Of these new stage designs only the S-IV would ever be delivered, and not in the form that was drawn up in the Committee report. In order to meet development schedules a cluster of six Centaur engines were placed in the new 220" stage to produce the "new"
In the end the Titan C was never delivered, and the Air Force instead turned to "thrust augmented" Titan II's using clustered solid fuel rockets. These new designs, the Titan III's, became the DoD's main heavy-lift launch vehicle for decades afterwards as it cost significantly less to manufacture and fly, in part due to using hypergolic propellants that could be stored at room temperature. An important factor in this decision was that the DoD preferred to have a launch vehicle that they were in complete control of instead of having to share the Saturn with NASA (of all Titan III/IV vehicles launched during its 40-year run, only a handful carried NASA payloads). Likewise, the development of the Titan III eliminated the need for the "flexible" staging concepts of the Saturn, which was now only intended to be used for manned launches in the Apollo program. With the need for flexibility in launch configuration removed, most of these designs were subsequently dropped. Only the S-V survived in its original form, while the S-IV would appear in modified form and the

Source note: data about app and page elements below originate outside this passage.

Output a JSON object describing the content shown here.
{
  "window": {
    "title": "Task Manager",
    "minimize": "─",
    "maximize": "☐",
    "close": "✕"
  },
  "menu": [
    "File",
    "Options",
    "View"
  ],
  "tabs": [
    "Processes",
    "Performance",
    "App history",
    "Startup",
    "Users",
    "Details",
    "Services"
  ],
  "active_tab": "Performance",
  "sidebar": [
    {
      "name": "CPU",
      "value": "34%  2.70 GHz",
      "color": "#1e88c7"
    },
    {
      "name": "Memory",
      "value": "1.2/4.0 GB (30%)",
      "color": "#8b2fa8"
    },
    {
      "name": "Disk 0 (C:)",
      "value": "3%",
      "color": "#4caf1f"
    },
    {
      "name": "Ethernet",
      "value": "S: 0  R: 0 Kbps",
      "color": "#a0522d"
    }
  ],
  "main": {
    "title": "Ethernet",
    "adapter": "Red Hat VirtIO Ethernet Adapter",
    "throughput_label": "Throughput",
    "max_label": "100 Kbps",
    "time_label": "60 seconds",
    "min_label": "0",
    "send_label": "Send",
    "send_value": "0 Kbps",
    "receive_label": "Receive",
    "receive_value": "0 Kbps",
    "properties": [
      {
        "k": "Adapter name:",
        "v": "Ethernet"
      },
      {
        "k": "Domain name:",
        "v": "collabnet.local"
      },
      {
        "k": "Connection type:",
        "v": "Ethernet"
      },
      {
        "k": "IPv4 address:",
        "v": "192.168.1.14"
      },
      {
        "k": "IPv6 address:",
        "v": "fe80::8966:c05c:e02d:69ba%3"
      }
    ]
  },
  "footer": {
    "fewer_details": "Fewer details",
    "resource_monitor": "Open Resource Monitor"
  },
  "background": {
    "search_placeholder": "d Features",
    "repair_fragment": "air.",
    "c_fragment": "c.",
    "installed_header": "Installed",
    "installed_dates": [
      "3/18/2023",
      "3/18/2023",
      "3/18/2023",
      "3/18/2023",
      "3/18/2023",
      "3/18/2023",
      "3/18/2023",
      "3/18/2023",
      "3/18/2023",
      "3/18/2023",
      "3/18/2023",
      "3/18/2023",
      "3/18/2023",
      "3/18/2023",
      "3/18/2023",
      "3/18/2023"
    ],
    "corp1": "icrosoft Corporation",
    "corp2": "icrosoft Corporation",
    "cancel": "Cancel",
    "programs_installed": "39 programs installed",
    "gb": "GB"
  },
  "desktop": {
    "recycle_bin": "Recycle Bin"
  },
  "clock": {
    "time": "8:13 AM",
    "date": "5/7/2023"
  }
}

The Saturn I made its maiden flight on October 27, 1961 with a dummy upper stage and partially fueled first stage. Tension in the blockhouse was high as no launch vehicle to date had been successful on the first attempt and there was the widespread fear of a pad explosion. As the Saturn was the largest booster yet flown, such an event was sure to be extremely destructive, possibly putting the launch complex out of use for six months.
In the end, however, these worries subsided as the booster lifted and performed a flawless test flight. Three more flights with dummy upper stages followed over the next 17 months, which were all completely or mostly successful. Two of them had the S-IV filled with water and detonated at high altitude after stage separation to form an ice cloud that was then photographed.
Flight #5 in January 1964 was the first to carry a live S-IV, which restarted its engine in orbit to boost to a high altitude where it would remain until decaying two years later. Another two flights followed during the year with boilerplate Apollo CSMs.
By this point however, the advent of the Titan III had robbed the Saturn of a role as a DoD launcher and with the newer, improved Saturn IB in development (as the Apollo CSM ended up being heavier than originally expected and so needed a more powerful launch vehicle), the booster quickly became orphaned and no practical use could be found for it.